- Vehicle Accidents
Multi-tasking pedestrians, according to a Seattle study, are accidents waiting to happen. Researchers in Seattle found that thirty percent of pedestrians were crossing the street while either peering at their cell phones screens, listening to music, or not paying attention for other reasons.
A pediatrician at Seattle Children’s Hospital and the director of the Harborview Injury Prevention and Research Center in Seattle, Beth Ebel, has seen the consequences of these distracted pedestrians first-hand. Ebel’s team of researchers at the University of Washington watched 1,012 people crossing streets at twenty intersections at three different, randomly chosen times.

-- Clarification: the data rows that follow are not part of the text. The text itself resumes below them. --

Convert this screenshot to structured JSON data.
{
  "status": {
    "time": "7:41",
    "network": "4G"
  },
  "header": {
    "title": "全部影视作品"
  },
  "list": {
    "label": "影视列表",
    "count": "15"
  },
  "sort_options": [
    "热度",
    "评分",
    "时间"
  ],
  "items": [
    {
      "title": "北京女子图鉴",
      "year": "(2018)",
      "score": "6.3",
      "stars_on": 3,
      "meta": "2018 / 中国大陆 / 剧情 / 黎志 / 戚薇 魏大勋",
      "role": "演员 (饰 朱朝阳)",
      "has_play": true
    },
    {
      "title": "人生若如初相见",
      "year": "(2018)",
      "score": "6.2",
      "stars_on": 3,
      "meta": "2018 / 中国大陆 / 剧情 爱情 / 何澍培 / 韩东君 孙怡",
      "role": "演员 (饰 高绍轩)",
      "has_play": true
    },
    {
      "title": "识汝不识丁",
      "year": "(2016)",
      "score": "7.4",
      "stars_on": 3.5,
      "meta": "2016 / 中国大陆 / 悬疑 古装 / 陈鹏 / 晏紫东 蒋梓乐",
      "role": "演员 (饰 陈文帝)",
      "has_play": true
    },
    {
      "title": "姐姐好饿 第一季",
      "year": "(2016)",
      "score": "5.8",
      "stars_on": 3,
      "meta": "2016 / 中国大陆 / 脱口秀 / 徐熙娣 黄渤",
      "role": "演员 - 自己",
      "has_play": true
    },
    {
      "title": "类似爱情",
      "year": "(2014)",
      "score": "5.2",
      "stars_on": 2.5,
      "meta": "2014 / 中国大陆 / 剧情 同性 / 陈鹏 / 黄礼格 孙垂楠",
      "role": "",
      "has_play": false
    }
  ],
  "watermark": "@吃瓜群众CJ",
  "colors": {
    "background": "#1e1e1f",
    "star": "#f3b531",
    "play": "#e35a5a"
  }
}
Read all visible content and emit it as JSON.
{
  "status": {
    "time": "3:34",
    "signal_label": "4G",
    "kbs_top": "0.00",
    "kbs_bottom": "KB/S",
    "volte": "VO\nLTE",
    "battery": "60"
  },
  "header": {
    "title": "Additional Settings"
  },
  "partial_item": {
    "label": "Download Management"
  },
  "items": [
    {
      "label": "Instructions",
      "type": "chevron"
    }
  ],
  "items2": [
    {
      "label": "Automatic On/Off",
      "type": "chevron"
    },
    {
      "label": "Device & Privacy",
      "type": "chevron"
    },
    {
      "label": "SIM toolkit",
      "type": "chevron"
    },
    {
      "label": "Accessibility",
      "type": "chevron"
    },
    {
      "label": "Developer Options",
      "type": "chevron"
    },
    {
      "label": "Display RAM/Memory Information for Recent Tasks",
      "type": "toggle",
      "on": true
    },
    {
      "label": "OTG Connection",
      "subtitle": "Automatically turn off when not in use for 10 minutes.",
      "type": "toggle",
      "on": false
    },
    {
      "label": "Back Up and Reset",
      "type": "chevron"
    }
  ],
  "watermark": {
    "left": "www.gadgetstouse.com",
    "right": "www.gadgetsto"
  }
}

Almost a third of these pedestrians crossed the street while performing a distracting activity. The three top distractions were listening to music, text messaging and using a handheld phone.
The study found that those pedestrians who were using their smartphones while crossing the street, crossed more slowly, were less likely to look around, and also crossed against the light more often than the pedestrians performing the other distracting activities.
These distractions are, of course, unsafe for the pedestrians. The CDC – the Centers for Disease Control and Prevention – reported that 60,000 pedestrians are injured and 4,000 killed every year in this country.
Ebel compares the distracted pedestrians to Pavlov’s dogs in that the dogs began to salivate when Pavlov rang a bell because he would then give them food. “Text messaging is just the same,” Ebel said. “The phone rings, and we get a nice treat.” This treat is in the form of a text message or email, which is certainly more interesting and rewarding than watching traffic while you cross the street.
How do we stop this unsafe problem? Ebel believes this issue, the use of cell phones while driving and crossing streets, will be handled much like drinking and driving laws; at first, it will be illegal, and then, it will be socially unacceptable.
The original story can be read here.